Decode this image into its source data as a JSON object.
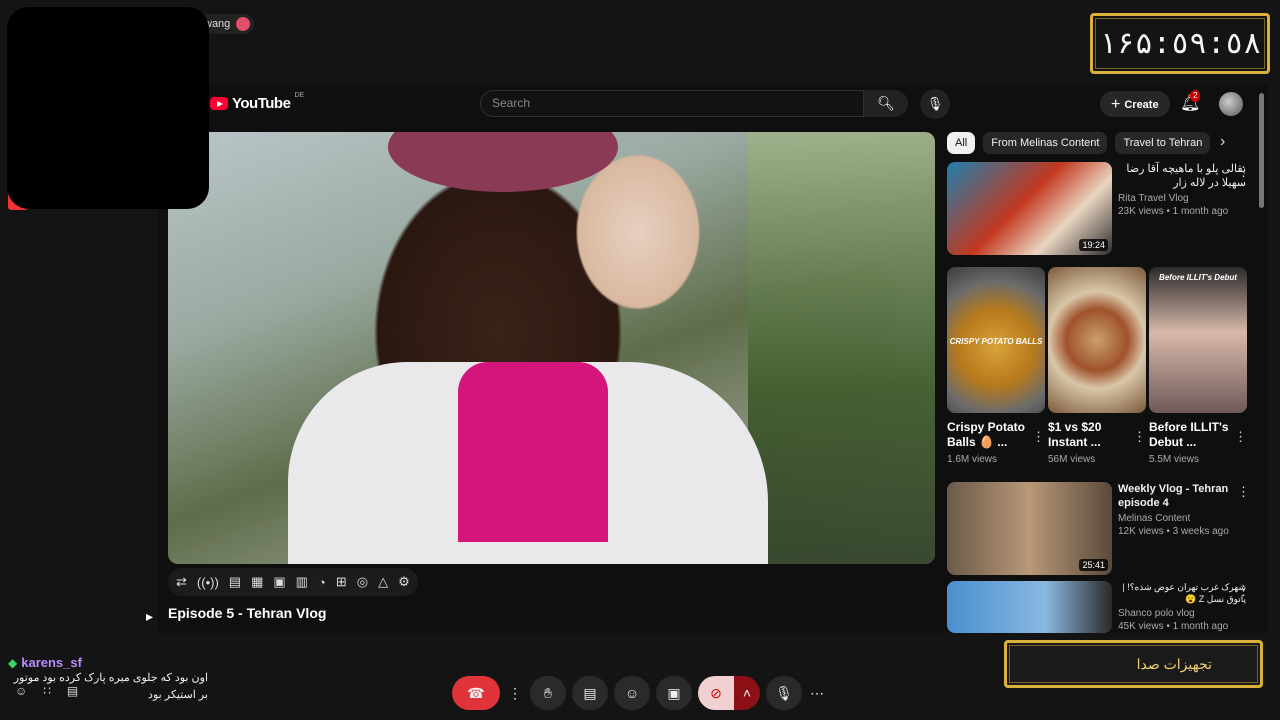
{
  "overlay": {
    "username": "wang",
    "clock": "۱۶۵:٥٩:٥٨",
    "audio_settings": "تجهیزات صدا"
  },
  "youtube": {
    "logo": "YouTube",
    "region": "DE",
    "search_placeholder": "Search",
    "create_label": "Create",
    "notification_count": "2",
    "chips": [
      "All",
      "From Melinas Content",
      "Travel to Tehran"
    ],
    "video_title": "Episode 5 - Tehran Vlog",
    "recommendations": [
      {
        "title": "بقالی پلو با ماهیچه آقا رضا سهیلا در لاله زار",
        "channel": "Rita Travel Vlog",
        "meta": "23K views • 1 month ago",
        "duration": "19:24"
      },
      {
        "title": "Weekly Vlog - Tehran episode 4",
        "channel": "Melinas Content",
        "meta": "12K views • 3 weeks ago",
        "duration": "25:41"
      },
      {
        "title": "شهرک غرب تهران عوض شده؟! | پاتوق نسل Z 😮",
        "channel": "Shanco polo vlog",
        "meta": "45K views • 1 month ago",
        "duration": ""
      }
    ],
    "shorts": [
      {
        "title": "Crispy Potato Balls 🥚 ...",
        "views": "1.6M views",
        "caption": "CRISPY POTATO BALLS"
      },
      {
        "title": "$1 vs $20 Instant ...",
        "views": "56M views",
        "caption": ""
      },
      {
        "title": "Before ILLIT's Debut ...",
        "views": "5.5M views",
        "caption": "Before ILLIT's Debut"
      }
    ]
  },
  "chat": {
    "user": "karens_sf",
    "message": "اون بود که جلوی میره پارک کرده بود موتور بر استیکر بود"
  },
  "colors": {
    "accent_gold": "#d9b03a",
    "end_call": "#e0333a",
    "youtube_red": "#ff0033"
  }
}
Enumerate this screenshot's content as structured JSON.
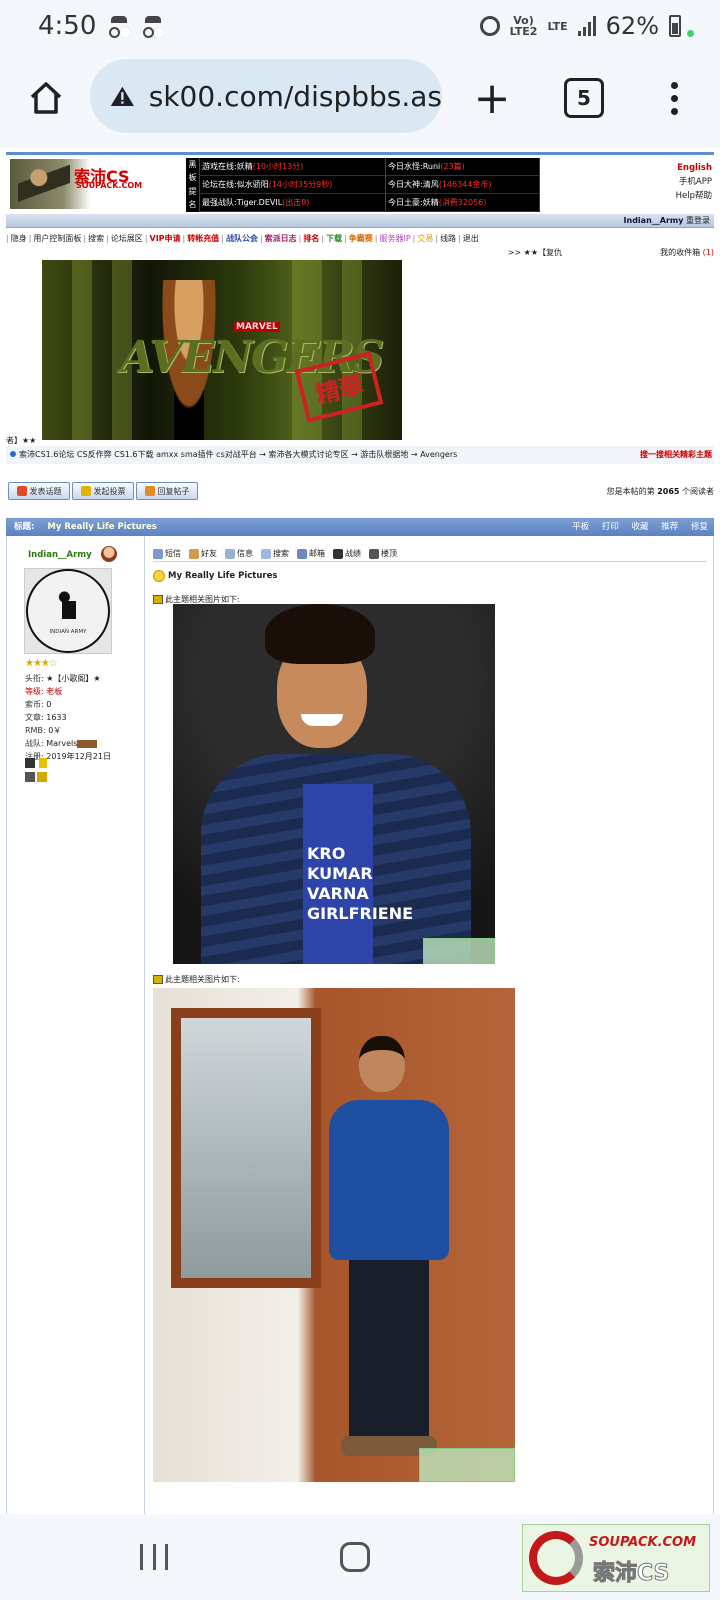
{
  "status_bar": {
    "time": "4:50",
    "volte_line1": "Vo)",
    "volte_line2": "LTE2",
    "network": "LTE",
    "battery": "62%"
  },
  "browser": {
    "url": "sk00.com/dispbbs.as",
    "tab_count": "5",
    "new_tab": "+"
  },
  "site": {
    "logo_text": "索沛CS",
    "logo_sub": "SOUPACK.COM",
    "board_label": [
      "黑",
      "板",
      "提",
      "名"
    ],
    "board": [
      {
        "text": "游戏在线:妖精",
        "red": "(10小时13分)"
      },
      {
        "text": "今日水怪:Runi",
        "red": "(23篇)"
      },
      {
        "text": "论坛在线:似水骄阳",
        "red": "(14小时35分9秒)"
      },
      {
        "text": "今日大神:清风",
        "red": "(146344金币)"
      },
      {
        "text": "最强战队:Tiger.DEVIL",
        "red": "(出击8)"
      },
      {
        "text": "今日土豪:妖精",
        "red": "(消费32056)"
      }
    ],
    "top_links": {
      "english": "English",
      "app": "手机APP",
      "help": "Help帮助"
    },
    "user_strip": {
      "user": "Indian__Army",
      "action": "重登录"
    },
    "nav": [
      "隐身",
      "用户控制面板",
      "搜索",
      "论坛展区",
      "VIP申请",
      "转帐充值",
      "战队公会",
      "索派日志",
      "排名",
      "下载",
      "争霸赛",
      "服务器IP",
      "交易",
      "线路",
      "退出"
    ],
    "sub_nav_left": ">> ★★【复仇",
    "sub_nav_right_label": "我的收件箱",
    "sub_nav_right_count": "(1)",
    "hero": {
      "title": "AVENGERS",
      "marvel": "MARVEL",
      "stamp": "精華",
      "caption": "者】★★"
    },
    "breadcrumb": "索沛CS1.6论坛 CS反作弊 CS1.6下载 amxx sma插件 cs对战平台 → 索沛各大模式讨论专区 → 游击队根据地 → Avengers",
    "search_link": "搜一搜相关精彩主题",
    "actions": [
      "发表话题",
      "发起投票",
      "回复帖子"
    ],
    "read_count": {
      "prefix": "您是本帖的第",
      "number": "2065",
      "suffix": "个阅读者"
    }
  },
  "post": {
    "header_label": "标题:",
    "title": "My Really Life Pictures",
    "header_tools": [
      "平板",
      "打印",
      "收藏",
      "推荐",
      "修复"
    ],
    "author": {
      "name": "Indian__Army",
      "avatar_text": "INDIAN ARMY",
      "stars": "★★★☆",
      "rows": [
        {
          "label": "头衔:",
          "value": "★【小歌阁】★"
        },
        {
          "label": "等级:",
          "value": "老板"
        },
        {
          "label": "索币:",
          "value": "0"
        },
        {
          "label": "文章:",
          "value": "1633"
        },
        {
          "label": "RMB:",
          "value": "0￥"
        },
        {
          "label": "战队:",
          "value": "Marvels"
        },
        {
          "label": "注册:",
          "value": "2019年12月21日"
        }
      ]
    },
    "tools": [
      "短信",
      "好友",
      "信息",
      "搜索",
      "邮箱",
      "战绩",
      "楼顶"
    ],
    "body_title": "My Really Life Pictures",
    "image_caption": "此主题相关图片如下:",
    "shirt_text": "KRO\nKUMAR\nVARNA\nGIRLFRIENE"
  }
}
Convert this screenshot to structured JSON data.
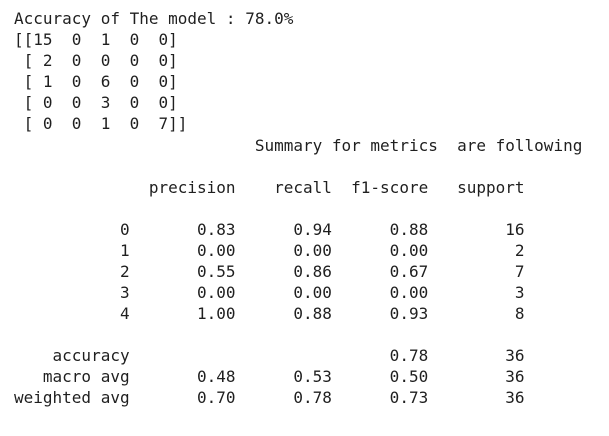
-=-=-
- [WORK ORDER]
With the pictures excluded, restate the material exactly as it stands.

- [WRITTEN SOLUTION]
Decode this image into its source data as a JSON object.
{
  "overlay": {
    "username": "wang",
    "clock": "۱۶۵:٥٩:٥٨",
    "audio_settings": "تجهیزات صدا"
  },
  "youtube": {
    "logo": "YouTube",
    "region": "DE",
    "search_placeholder": "Search",
    "create_label": "Create",
    "notification_count": "2",
    "chips": [
      "All",
      "From Melinas Content",
      "Travel to Tehran"
    ],
    "video_title": "Episode 5 - Tehran Vlog",
    "recommendations": [
      {
        "title": "بقالی پلو با ماهیچه آقا رضا سهیلا در لاله زار",
        "channel": "Rita Travel Vlog",
        "meta": "23K views • 1 month ago",
        "duration": "19:24"
      },
      {
        "title": "Weekly Vlog - Tehran episode 4",
        "channel": "Melinas Content",
        "meta": "12K views • 3 weeks ago",
        "duration": "25:41"
      },
      {
        "title": "شهرک غرب تهران عوض شده؟! | پاتوق نسل Z 😮",
        "channel": "Shanco polo vlog",
        "meta": "45K views • 1 month ago",
        "duration": ""
      }
    ],
    "shorts": [
      {
        "title": "Crispy Potato Balls 🥚 ...",
        "views": "1.6M views",
        "caption": "CRISPY POTATO BALLS"
      },
      {
        "title": "$1 vs $20 Instant ...",
        "views": "56M views",
        "caption": ""
      },
      {
        "title": "Before ILLIT's Debut ...",
        "views": "5.5M views",
        "caption": "Before ILLIT's Debut"
      }
    ]
  },
  "chat": {
    "user": "karens_sf",
    "message": "اون بود که جلوی میره پارک کرده بود موتور بر استیکر بود"
  },
  "colors": {
    "accent_gold": "#d9b03a",
    "end_call": "#e0333a",
    "youtube_red": "#ff0033"
  }
}
Enumerate this screenshot's content as structured JSON.
{
  "status_bar": {
    "time": "4:50",
    "volte_line1": "Vo)",
    "volte_line2": "LTE2",
    "network": "LTE",
    "battery": "62%"
  },
  "browser": {
    "url": "sk00.com/dispbbs.as",
    "tab_count": "5",
    "new_tab": "+"
  },
  "site": {
    "logo_text": "索沛CS",
    "logo_sub": "SOUPACK.COM",
    "board_label": [
      "黑",
      "板",
      "提",
      "名"
    ],
    "board": [
      {
        "text": "游戏在线:妖精",
        "red": "(10小时13分)"
      },
      {
        "text": "今日水怪:Runi",
        "red": "(23篇)"
      },
      {
        "text": "论坛在线:似水骄阳",
        "red": "(14小时35分9秒)"
      },
      {
        "text": "今日大神:清风",
        "red": "(146344金币)"
      },
      {
        "text": "最强战队:Tiger.DEVIL",
        "red": "(出击8)"
      },
      {
        "text": "今日土豪:妖精",
        "red": "(消费32056)"
      }
    ],
    "top_links": {
      "english": "English",
      "app": "手机APP",
      "help": "Help帮助"
    },
    "user_strip": {
      "user": "Indian__Army",
      "action": "重登录"
    },
    "nav": [
      "隐身",
      "用户控制面板",
      "搜索",
      "论坛展区",
      "VIP申请",
      "转帐充值",
      "战队公会",
      "索派日志",
      "排名",
      "下载",
      "争霸赛",
      "服务器IP",
      "交易",
      "线路",
      "退出"
    ],
    "sub_nav_left": ">> ★★【复仇",
    "sub_nav_right_label": "我的收件箱",
    "sub_nav_right_count": "(1)",
    "hero": {
      "title": "AVENGERS",
      "marvel": "MARVEL",
      "stamp": "精華",
      "caption": "者】★★"
    },
    "breadcrumb": "索沛CS1.6论坛 CS反作弊 CS1.6下载 amxx sma插件 cs对战平台 → 索沛各大模式讨论专区 → 游击队根据地 → Avengers",
    "search_link": "搜一搜相关精彩主题",
    "actions": [
      "发表话题",
      "发起投票",
      "回复帖子"
    ],
    "read_count": {
      "prefix": "您是本帖的第",
      "number": "2065",
      "suffix": "个阅读者"
    }
  },
  "post": {
    "header_label": "标题:",
    "title": "My Really Life Pictures",
    "header_tools": [
      "平板",
      "打印",
      "收藏",
      "推荐",
      "修复"
    ],
    "author": {
      "name": "Indian__Army",
      "avatar_text": "INDIAN ARMY",
      "stars": "★★★☆",
      "rows": [
        {
          "label": "头衔:",
          "value": "★【小歌阁】★"
        },
        {
          "label": "等级:",
          "value": "老板"
        },
        {
          "label": "索币:",
          "value": "0"
        },
        {
          "label": "文章:",
          "value": "1633"
        },
        {
          "label": "RMB:",
          "value": "0￥"
        },
        {
          "label": "战队:",
          "value": "Marvels"
        },
        {
          "label": "注册:",
          "value": "2019年12月21日"
        }
      ]
    },
    "tools": [
      "短信",
      "好友",
      "信息",
      "搜索",
      "邮箱",
      "战绩",
      "楼顶"
    ],
    "body_title": "My Really Life Pictures",
    "image_caption": "此主题相关图片如下:",
    "shirt_text": "KRO\nKUMAR\nVARNA\nGIRLFRIENE"
  }
}
Convert this screenshot to structured JSON data.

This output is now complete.